3.3 Security interests
Security interest granted to a third party
Where a client purported to grant a security interest over its interest in securities held in an OSA and the security interest was asserted against the CSD with which the relevant account is held, there could be a delay in the return of securities to all clients holding securities in the relevant account and a possible shortfall in the account.
In practice, we would expect that the beneficiary of a security interest over a client’s securities would perfect its security by notifying us rather than the relevant CSD and would seek to enforce the security against us rather than against such CSD, with which it had no relationship. We would also expect CSDs to refuse to recognise a claim asserted by anyone other than ourselves (or our nominee) as the account holder.
Security interest granted to CSD
Where a CSD benefits from a security interest over securities held for a client, there could be a delay in the return of securities to a client (and a possible shortfall) in the event that we failed to satisfy our obligations to the CSD and the security interest was enforced. This applies whether the securities are held in an ISA or an OSA. However, in practice, we would expect that a CSD would first seek recourse to any securities held in our own (or our nominee’s) proprietary accounts to satisfy our obligations and only then make use of securities in client accounts.
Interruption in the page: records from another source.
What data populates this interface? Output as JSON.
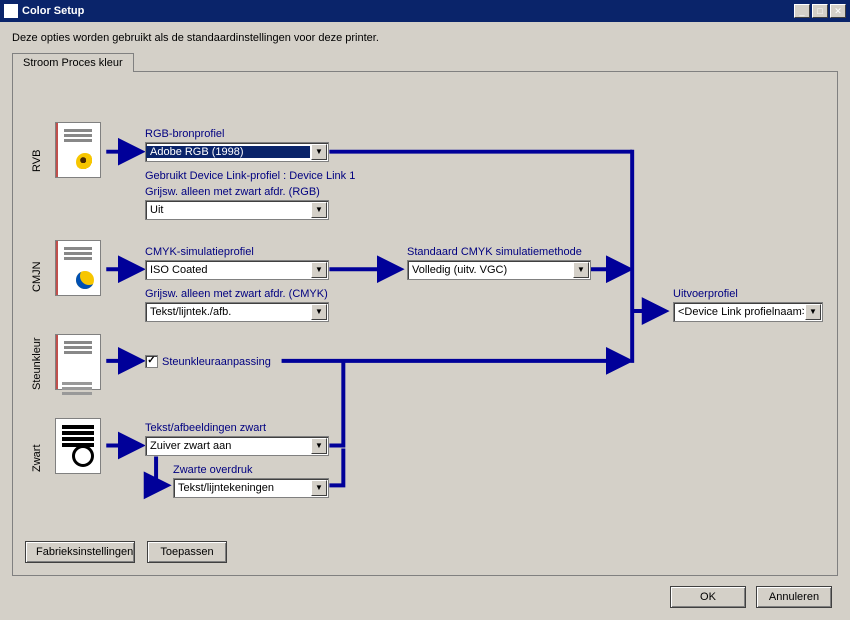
{
  "window": {
    "title": "Color Setup"
  },
  "intro": "Deze opties worden gebruikt als de standaardinstellingen voor deze printer.",
  "tab": {
    "label": "Stroom Proces kleur"
  },
  "sections": {
    "rvb": "RVB",
    "cmjn": "CMJN",
    "steun": "Steunkleur",
    "zwart": "Zwart"
  },
  "labels": {
    "rgb_source": "RGB-bronprofiel",
    "device_link_used": "Gebruikt Device Link-profiel : Device Link 1",
    "gray_rgb": "Grijsw. alleen met zwart afdr. (RGB)",
    "cmyk_sim": "CMYK-simulatieprofiel",
    "cmyk_method": "Standaard CMYK simulatiemethode",
    "gray_cmyk": "Grijsw. alleen met zwart afdr. (CMYK)",
    "output_profile": "Uitvoerprofiel",
    "spot_match": "Steunkleuraanpassing",
    "text_graphics_black": "Tekst/afbeeldingen zwart",
    "black_overprint": "Zwarte overdruk"
  },
  "values": {
    "rgb_source": "Adobe RGB (1998)",
    "gray_rgb": "Uit",
    "cmyk_sim": "ISO Coated",
    "cmyk_method": "Volledig (uitv. VGC)",
    "gray_cmyk": "Tekst/lijntek./afb.",
    "output_profile": "<Device Link profielnaam>",
    "text_graphics_black": "Zuiver zwart aan",
    "black_overprint": "Tekst/lijntekeningen"
  },
  "buttons": {
    "factory": "Fabrieksinstellingen",
    "apply": "Toepassen",
    "ok": "OK",
    "cancel": "Annuleren"
  },
  "colors": {
    "flow": "#000099"
  }
}
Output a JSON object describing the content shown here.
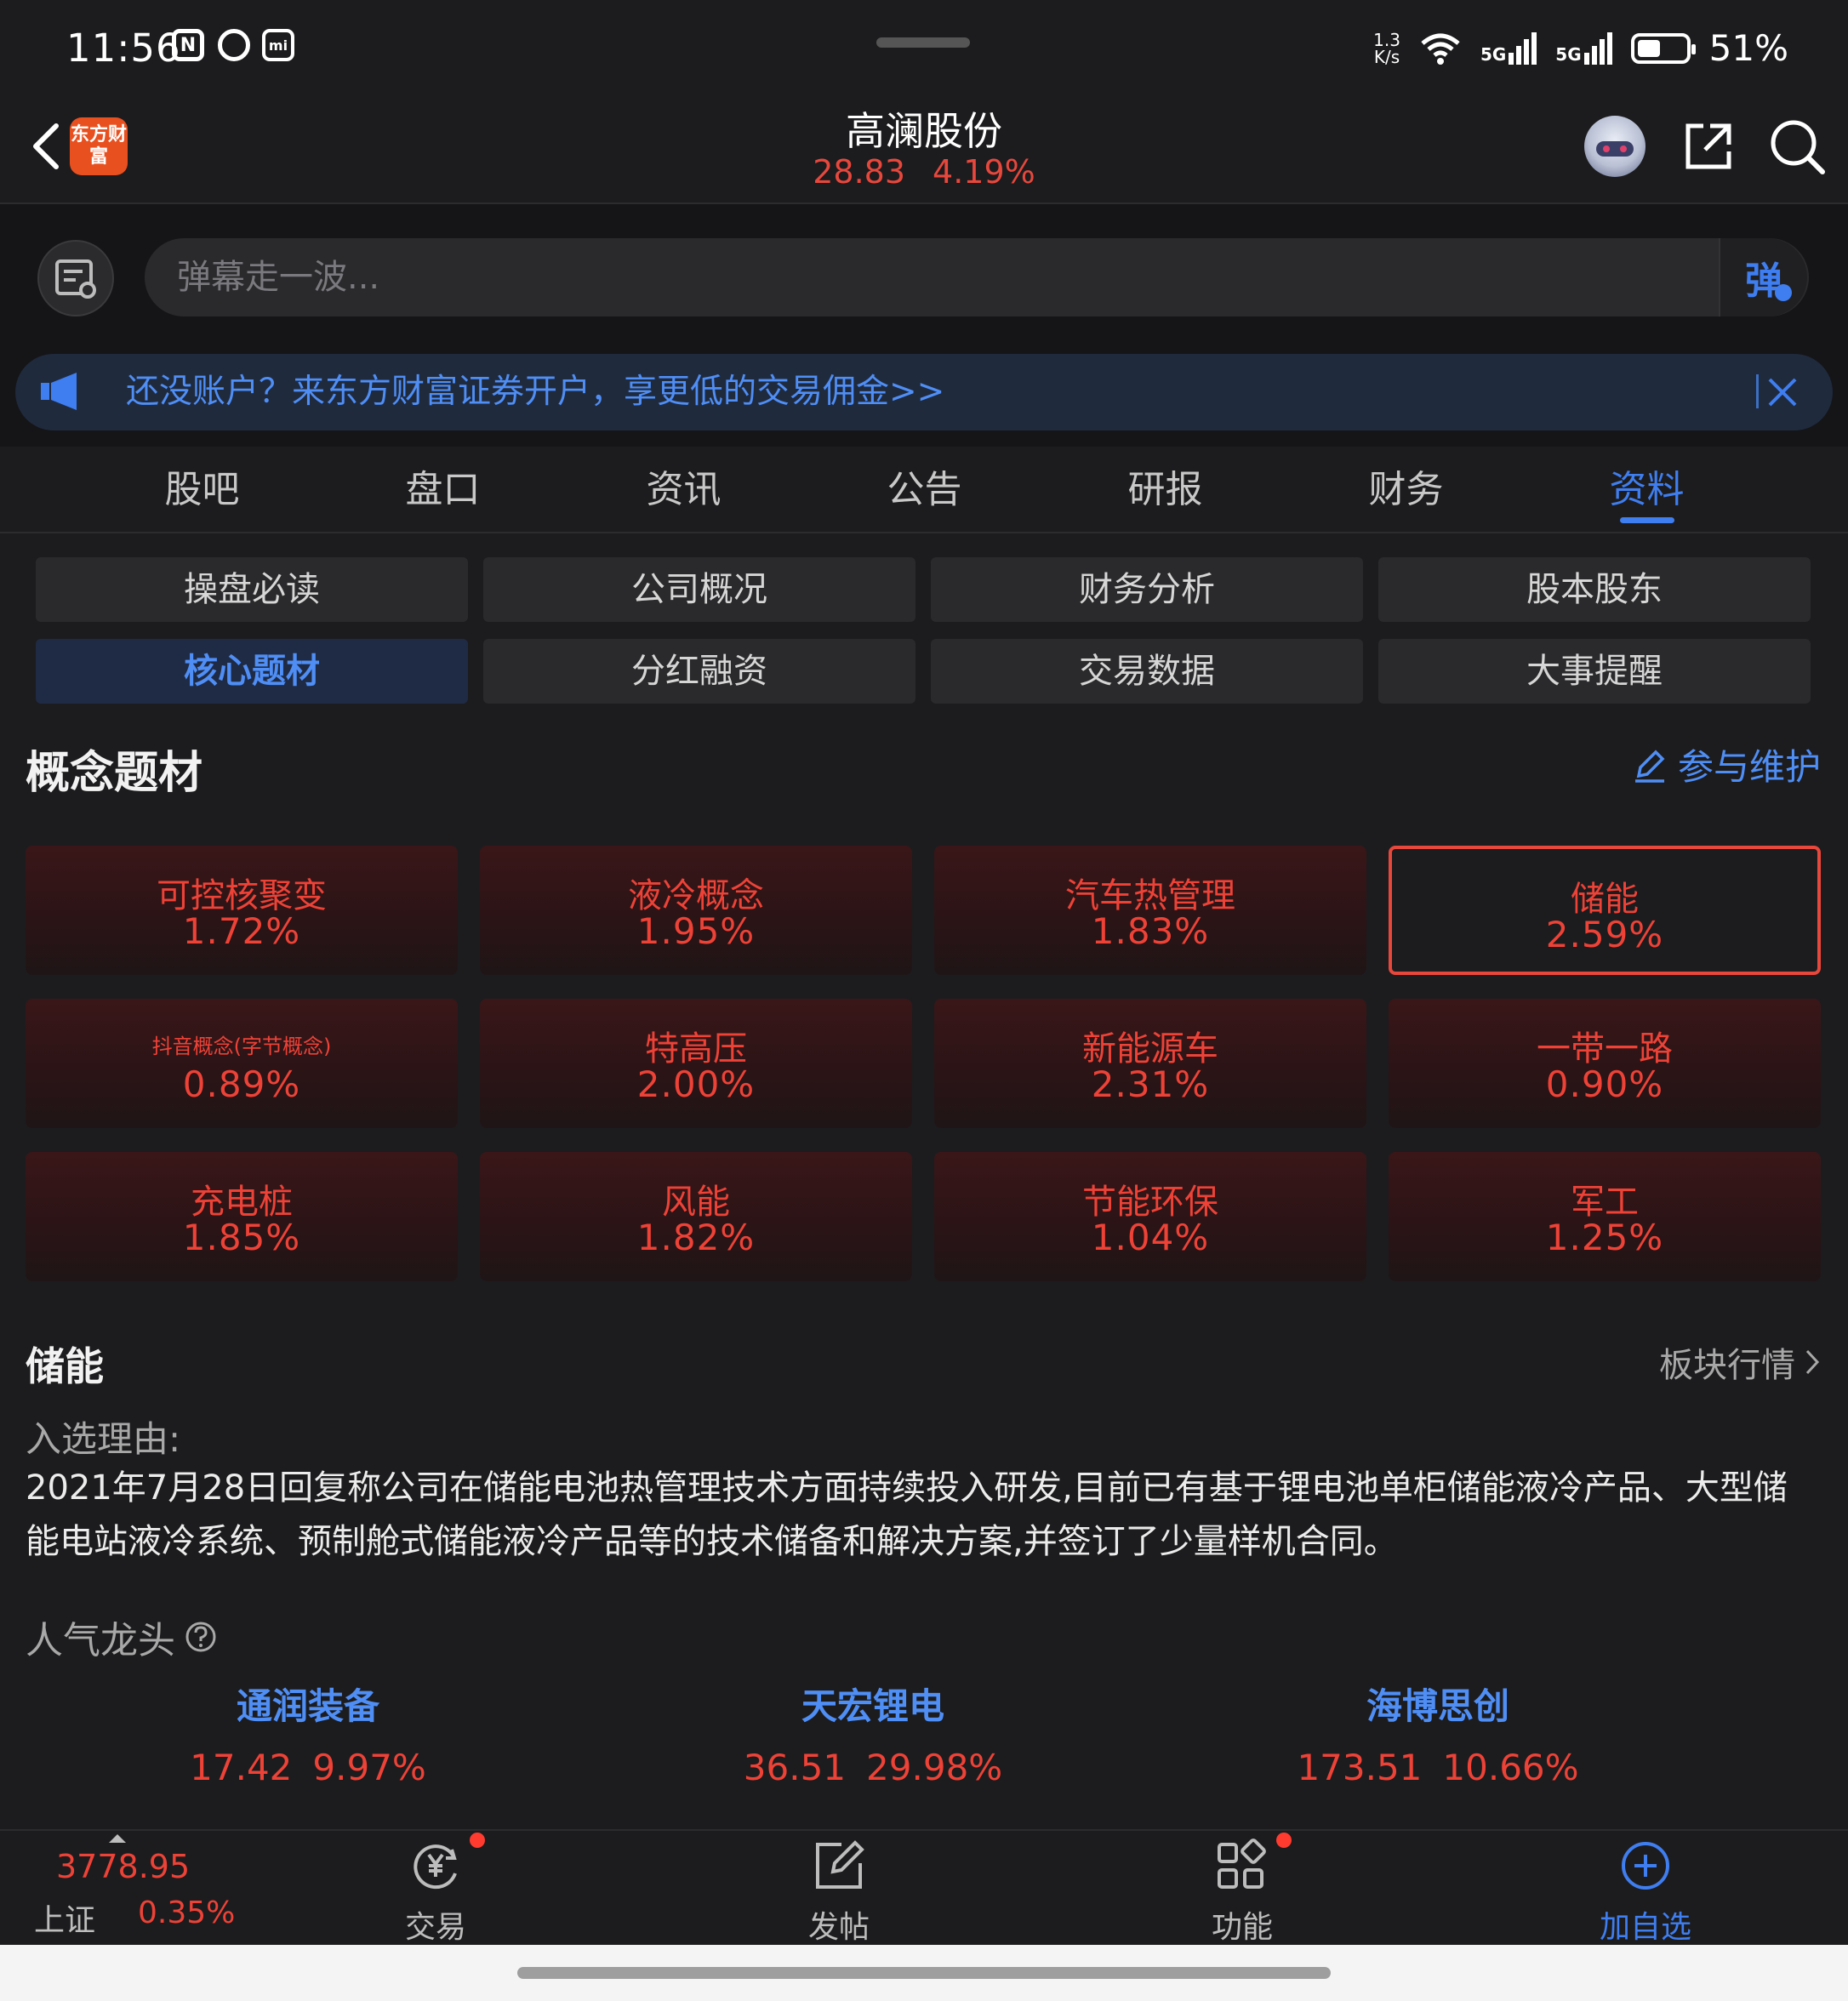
{
  "status": {
    "time": "11:56",
    "net_speed": "1.3\nK/s",
    "signal1": "5G",
    "signal2": "5G",
    "battery": "51%"
  },
  "header": {
    "title": "高澜股份",
    "price": "28.83",
    "change_pct": "4.19%",
    "logo_text": "东方财富"
  },
  "danmu": {
    "placeholder": "弹幕走一波...",
    "send_label": "弹"
  },
  "banner": {
    "text": "还没账户？来东方财富证券开户，享更低的交易佣金>>"
  },
  "tabs": [
    "股吧",
    "盘口",
    "资讯",
    "公告",
    "研报",
    "财务",
    "资料"
  ],
  "active_tab": "资料",
  "subtabs": [
    "操盘必读",
    "公司概况",
    "财务分析",
    "股本股东",
    "核心题材",
    "分红融资",
    "交易数据",
    "大事提醒"
  ],
  "active_subtab": "核心题材",
  "concepts": {
    "title": "概念题材",
    "maintain_label": "参与维护",
    "items": [
      {
        "name": "可控核聚变",
        "pct": "1.72%"
      },
      {
        "name": "液冷概念",
        "pct": "1.95%"
      },
      {
        "name": "汽车热管理",
        "pct": "1.83%"
      },
      {
        "name": "储能",
        "pct": "2.59%"
      },
      {
        "name": "抖音概念(字节概念)",
        "pct": "0.89%"
      },
      {
        "name": "特高压",
        "pct": "2.00%"
      },
      {
        "name": "新能源车",
        "pct": "2.31%"
      },
      {
        "name": "一带一路",
        "pct": "0.90%"
      },
      {
        "name": "充电桩",
        "pct": "1.85%"
      },
      {
        "name": "风能",
        "pct": "1.82%"
      },
      {
        "name": "节能环保",
        "pct": "1.04%"
      },
      {
        "name": "军工",
        "pct": "1.25%"
      }
    ],
    "selected_index": 3
  },
  "detail": {
    "title": "储能",
    "more_label": "板块行情",
    "reason_label": "入选理由:",
    "reason": "2021年7月28日回复称公司在储能电池热管理技术方面持续投入研发,目前已有基于锂电池单柜储能液冷产品、大型储能电站液冷系统、预制舱式储能液冷产品等的技术储备和解决方案,并签订了少量样机合同。",
    "popular_label": "人气龙头",
    "leaders": [
      {
        "name": "通润装备",
        "price": "17.42",
        "pct": "9.97%"
      },
      {
        "name": "天宏锂电",
        "price": "36.51",
        "pct": "29.98%"
      },
      {
        "name": "海博思创",
        "price": "173.51",
        "pct": "10.66%"
      }
    ]
  },
  "bottom": {
    "index_value": "3778.95",
    "index_name": "上证",
    "index_pct": "0.35%",
    "items": [
      {
        "label": "交易",
        "icon": "yen-trade-icon"
      },
      {
        "label": "发帖",
        "icon": "edit-post-icon"
      },
      {
        "label": "功能",
        "icon": "grid-function-icon"
      },
      {
        "label": "加自选",
        "icon": "plus-circle-icon"
      }
    ]
  },
  "colors": {
    "accent": "#3f7ef0",
    "up": "#ee4237",
    "bg": "#1c1c1e"
  }
}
4. BENEFITS AND DISADVANTAGES OF DIFFERENT ACCOUNTS
The main benefit of an ISA is that all of a client's settlement instructions are processed by the CSD in a dedicated account and separately from the settlement of instructions of other clients.
However, as discussed above, an ISA is more costly than an OSA. Although an ISA is often seen as a way to protect a client's assets from misuse, the primary protection of a client's assets is handled by the custodian rather than the CSD. It is the custodian which is given access rights and manages settlement instructions.